Killer Lady Jazz Guitarist

Jesse Christen

Jesse Christen

Can’t make up your mind on what type of music you like? Well, jazz-guitarist/vocalist /songwriter Joyce Cooling can’t either.

Her large record collection includes music ranging from Ornette Colman to James Brown to Aerosmith.

“I like R&B; I like folk; I like heavy metal and headbanger stuff; I like punk; I like rap,” she says. “I just like good music. There are no boundaries with me.”

Cooling will be performing at the Orpheum Theatre in Sioux Falls this coming Saturday. For the past decade she’s been one of the biggest jazz acts in the San Francisco area. Her debut album, Playing it Cool, charted at number one for five weeks on Gavin Report and R&R’s NAC/ smooth jazz charts. On top her impressive albums sales for a jazz artist, she’s also won a Female Jazz Guitarist of the Year Award from Gibson Guitar Awards. With a resume like this, she’s a good act to see.

Cooling, a self-taught guitarist, has a individual sound. During her unorthodox training she developed a unique guitar sound courtesy of her finger-picked style. The jazz guitar great, Wes Montgomery, provided Cooling with the inspiration to the guitar as her main instrument.

“Everything crystallized when I heard Wes Montgomery’s solo on ‘If You Could See Me Now,'”she says. “From then on, it was as if guitar had chosen me.”

Her first big break came with playing Brazilian jazz keyboardist Jay Wagner. He gave direction to Cooling’s arsenal of self-taught chops. She stared appearing with Wagner at big jazz festivals and toured Central and South America.

Cooling’s 2001 release, Third Wish, featured duet performances with jazz heavyweights Al Jarreau and Lee Ritenour.

Besides her prowess as a guitarist, Cooling spends a great amount of effort on songwriting, a craft that escapes many virtuoso musicians.

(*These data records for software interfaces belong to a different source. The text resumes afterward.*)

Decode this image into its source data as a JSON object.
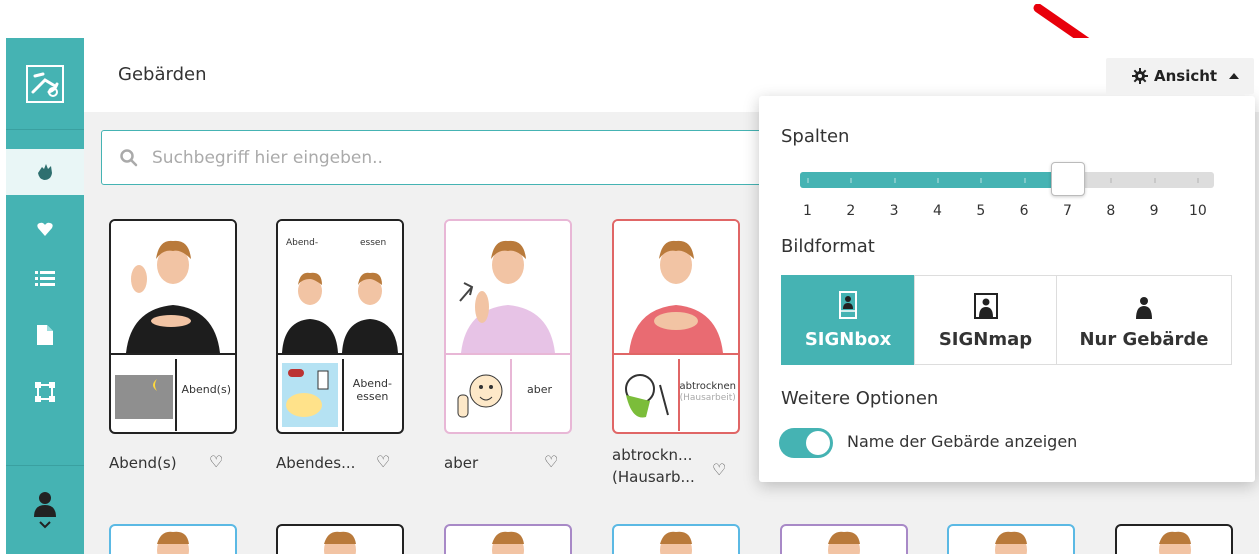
{
  "header": {
    "title": "Gebärden"
  },
  "view_button": {
    "label": "Ansicht",
    "icon": "gear-icon",
    "caret": "caret-up-icon"
  },
  "search": {
    "placeholder": "Suchbegriff hier eingeben.."
  },
  "sidebar": {
    "items": [
      {
        "name": "signs",
        "icon": "hand-icon",
        "active": true
      },
      {
        "name": "favorites",
        "icon": "heart-icon"
      },
      {
        "name": "lists",
        "icon": "list-icon"
      },
      {
        "name": "documents",
        "icon": "file-icon"
      },
      {
        "name": "frames",
        "icon": "frame-icon"
      }
    ],
    "user": {
      "icon": "user-icon",
      "caret": "chevron-down-icon"
    }
  },
  "cards": [
    {
      "label": "Abend(s)",
      "symbol_word": "Abend(s)",
      "border": "#222222",
      "shirt": "#1d1d1d"
    },
    {
      "label": "Abendes...",
      "symbol_word": "Abend-\nessen",
      "top_text_1": "Abend-",
      "top_text_2": "essen",
      "border": "#222222",
      "shirt": "#1d1d1d"
    },
    {
      "label": "aber",
      "symbol_word": "aber",
      "border": "#e8b7d6",
      "shirt": "#e7c3e6"
    },
    {
      "label_1": "abtrockn...",
      "label_2": "(Hausarb...",
      "symbol_word": "abtrocknen",
      "symbol_sub": "(Hausarbeit)",
      "border": "#e06666",
      "shirt": "#e96b72"
    }
  ],
  "second_row_borders": [
    "#5bb9e4",
    "#222222",
    "#a889c7",
    "#5bb9e4",
    "#a889c7",
    "#5bb9e4",
    "#222222"
  ],
  "panel": {
    "columns_heading": "Spalten",
    "columns_value": 7,
    "columns_min": 1,
    "columns_max": 10,
    "column_numbers": [
      "1",
      "2",
      "3",
      "4",
      "5",
      "6",
      "7",
      "8",
      "9",
      "10"
    ],
    "format_heading": "Bildformat",
    "formats": [
      {
        "label": "SIGNbox",
        "active": true,
        "icon": "signbox-icon"
      },
      {
        "label": "SIGNmap",
        "active": false,
        "icon": "signmap-icon"
      },
      {
        "label": "Nur Gebärde",
        "active": false,
        "icon": "sign-only-icon"
      }
    ],
    "more_heading": "Weitere Optionen",
    "toggle_label": "Name der Gebärde anzeigen",
    "toggle_on": true
  },
  "colors": {
    "accent": "#45b3b3",
    "annotation_arrow": "#e8000b"
  }
}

“Writing has always been an integral part of who I am as a musician,” she says.

Cooling is touring in support of her new album, The Girl’s Got to Play. This album is deeply personal to guitarist/vocalist. After the events on Sept. 11, 2001, she began to ponder on what’s important in life.

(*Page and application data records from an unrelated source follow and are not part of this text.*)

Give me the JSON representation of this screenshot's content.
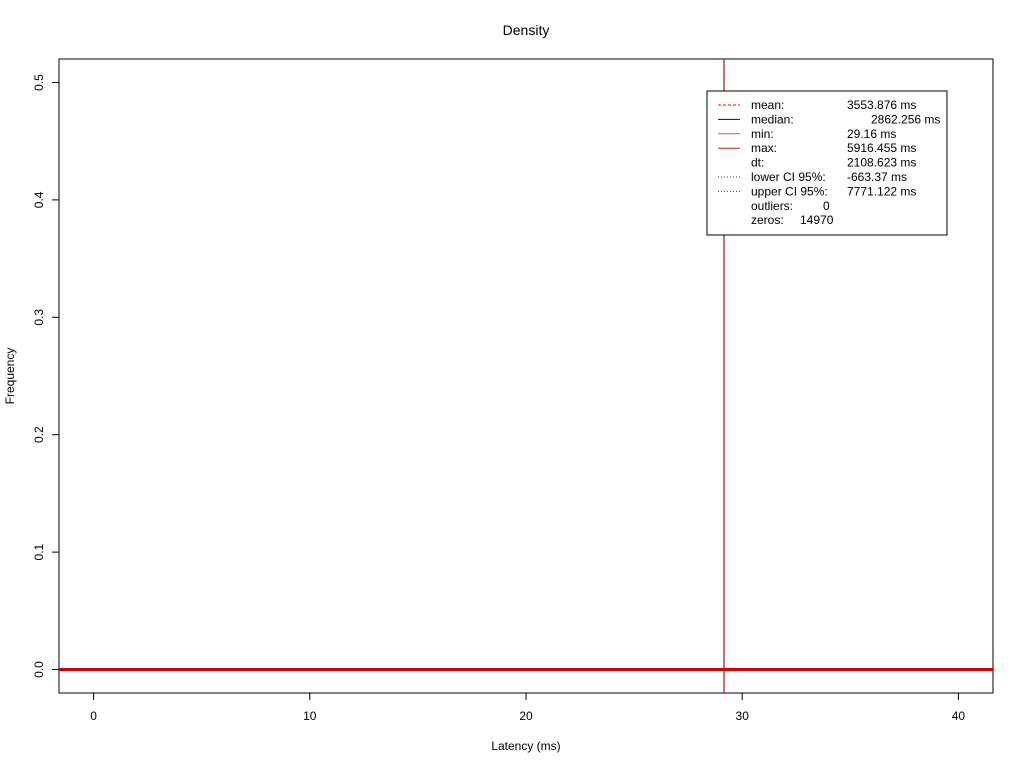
{
  "chart_data": {
    "type": "line",
    "title": "Density",
    "xlabel": "Latency (ms)",
    "ylabel": "Frequency",
    "xlim": [
      -1.6,
      41.6
    ],
    "ylim": [
      -0.02,
      0.52
    ],
    "x_ticks": [
      0,
      10,
      20,
      30,
      40
    ],
    "y_ticks": [
      0.0,
      0.1,
      0.2,
      0.3,
      0.4,
      0.5
    ],
    "x_tick_labels": [
      "0",
      "10",
      "20",
      "30",
      "40"
    ],
    "y_tick_labels": [
      "0.0",
      "0.1",
      "0.2",
      "0.3",
      "0.4",
      "0.5"
    ],
    "grid": false,
    "legend_position": "top-right",
    "series": [
      {
        "color": "#cc0000",
        "x": [
          -1.6,
          41.6
        ],
        "y": [
          0.0,
          0.0
        ]
      }
    ],
    "vertical_lines": [
      {
        "label": "min",
        "x": 29.16,
        "color": "#a52a2a",
        "style": "solid"
      }
    ],
    "legend": [
      {
        "key": "mean:",
        "value": "3553.876 ms",
        "color": "#ff0000",
        "style": "dashed"
      },
      {
        "key": "median:",
        "value": "2862.256 ms",
        "color": "#000080",
        "style": "solid"
      },
      {
        "key": "min:",
        "value": "29.16 ms",
        "color": "#cd5c5c",
        "style": "solid"
      },
      {
        "key": "max:",
        "value": "5916.455 ms",
        "color": "#a52a2a",
        "style": "solid"
      },
      {
        "key": "dt:",
        "value": "2108.623 ms",
        "color": "",
        "style": "none"
      },
      {
        "key": "lower CI 95%:",
        "value": "-663.37 ms",
        "color": "#006400",
        "style": "dotted"
      },
      {
        "key": "upper CI 95%:",
        "value": "7771.122 ms",
        "color": "#006400",
        "style": "dotted"
      },
      {
        "key": "outliers:",
        "value": "0",
        "color": "",
        "style": "none"
      },
      {
        "key": "zeros:",
        "value": "14970",
        "color": "",
        "style": "none"
      }
    ]
  }
}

“I asked myself, ‘Is what I’m doing as a musician meaningful?’,” she says. When asked by a musical partner about a potential life without music she quickly replied, “I don’t know about you, but this girl’s got to play.”

Her life is driven by music. When asked what she does when she takes time off from music, she says, “Even if I’m grocery shopping I’m thinking about stuff.